The problem isn't in the aspirations of these men to exchange observation for involvement, but in the reasons for which the punters are being asked to see the results. The poster parades the newspaper men like criminals on whom we're invited to pass judgement: it exhorts us to give them a taste of their own medicine, to see how they like it when their weeks of graft get savaged in a few lines dashed off in the office. But how does an audience - never mind another critic - watch a series of plays marketed as a quirky controlled experiment?
Michael Billington's contribution is a double bill of Strindberg's The Stronger and Pinter's The Lover. As a critic, he's probably our most insightful judge of both these playwrights. As a director, he's played safe with a pair of student standbys requiring tiny casts and lots of sitting down. The Stronger is a Nietszchean battle between two ladies who lunch, pitching betrayed wife Madame X (Sian Thomas) against her husband's mistress, Madame Y (Kim Thomson), who remains throughout as silent as, well, a theatre critic. Its companion piece is another bloody-nosed marital satire, in which Sarah (Thomas again) and Richard (John Michie) wrangle viciously over each other's adulteries. Billington's pairing of these plays is a rare, persuasive demonstration of the resonances between Strindberg and Pinter. Both writers share a focus on domestic brutality, on the perverse and the absurd - Mme X plays with a pair of slippers embroidered with ridiculous tulips at the request of her husband's lover, and Pinter uses a phallic bongos as a magnificently obvious symbol of sexual infidelity. They also share an interest in red-clawed misogyny, and when Pinter's cuckolded Richard tortures Sarah with fantasies about "voluminous great uddered feminine bullocks", you can almost hear August ranting about "half-formed youths with udders who haemorrhage 13 times a year", as he so delightfully puts it in Creditors.
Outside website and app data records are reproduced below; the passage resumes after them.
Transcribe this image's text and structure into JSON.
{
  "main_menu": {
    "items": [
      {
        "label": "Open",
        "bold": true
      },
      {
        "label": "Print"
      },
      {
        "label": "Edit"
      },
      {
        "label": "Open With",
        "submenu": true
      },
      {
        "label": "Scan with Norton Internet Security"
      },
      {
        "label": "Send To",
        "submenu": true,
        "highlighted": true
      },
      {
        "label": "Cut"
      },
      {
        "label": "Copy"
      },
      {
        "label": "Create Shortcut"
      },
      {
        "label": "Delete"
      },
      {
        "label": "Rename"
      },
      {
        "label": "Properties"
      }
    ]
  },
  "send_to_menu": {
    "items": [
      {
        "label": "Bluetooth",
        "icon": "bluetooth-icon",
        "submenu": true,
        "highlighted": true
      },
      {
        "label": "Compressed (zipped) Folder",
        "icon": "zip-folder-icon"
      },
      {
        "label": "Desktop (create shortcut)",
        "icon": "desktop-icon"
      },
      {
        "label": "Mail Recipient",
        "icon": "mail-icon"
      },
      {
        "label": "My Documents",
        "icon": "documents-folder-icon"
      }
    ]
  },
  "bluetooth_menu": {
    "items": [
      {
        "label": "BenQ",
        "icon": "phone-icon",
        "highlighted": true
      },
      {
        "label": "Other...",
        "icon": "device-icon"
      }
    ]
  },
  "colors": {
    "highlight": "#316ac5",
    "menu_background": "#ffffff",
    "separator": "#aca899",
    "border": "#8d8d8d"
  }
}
Billington stages his texts with clarity, but his attention to detail comes at the expense of the bigger theatrical picture. He doesn't quite find Strindberg's lunatic energy, and he doesn't quite release the gags from Pinter's nasty farce. Despite two blistering performances from Sian Thomas, I sensed a scholarly flatness about both productions.
Nicholas De Jongh has also found a fine cast for his production of Jean Anouilh's Traveller without Luggage: Valentine Pelka makes smart work of Gaston, an amnesiac WWI veteran; Rosemary Leach brings a fierce, guilty intelligence to the role of his mother Madame Renaud, and Will Keen is a magnificently neurotic valet, getting the night's biggest laugh with a line about squirrel fur. De Jongh has a better-developed visual sense than Billington - a scene in which a convoy of servants process onstage with a cargo of stuffed animals is a treat - but there are ham-fisted elements. Gaston's attacks of deja vu are underscored as though De Jongh doesn't trust his actor to convey them unaided, and Robin Don's set plays havoc with the sight-lines. What emerges is what you'd expect from theatre made by its critics: intellectually coherent work dogged by a slight lack of directorial imagination.
BAC, SW11 (0171 223 2223), to 27 April.Reuse content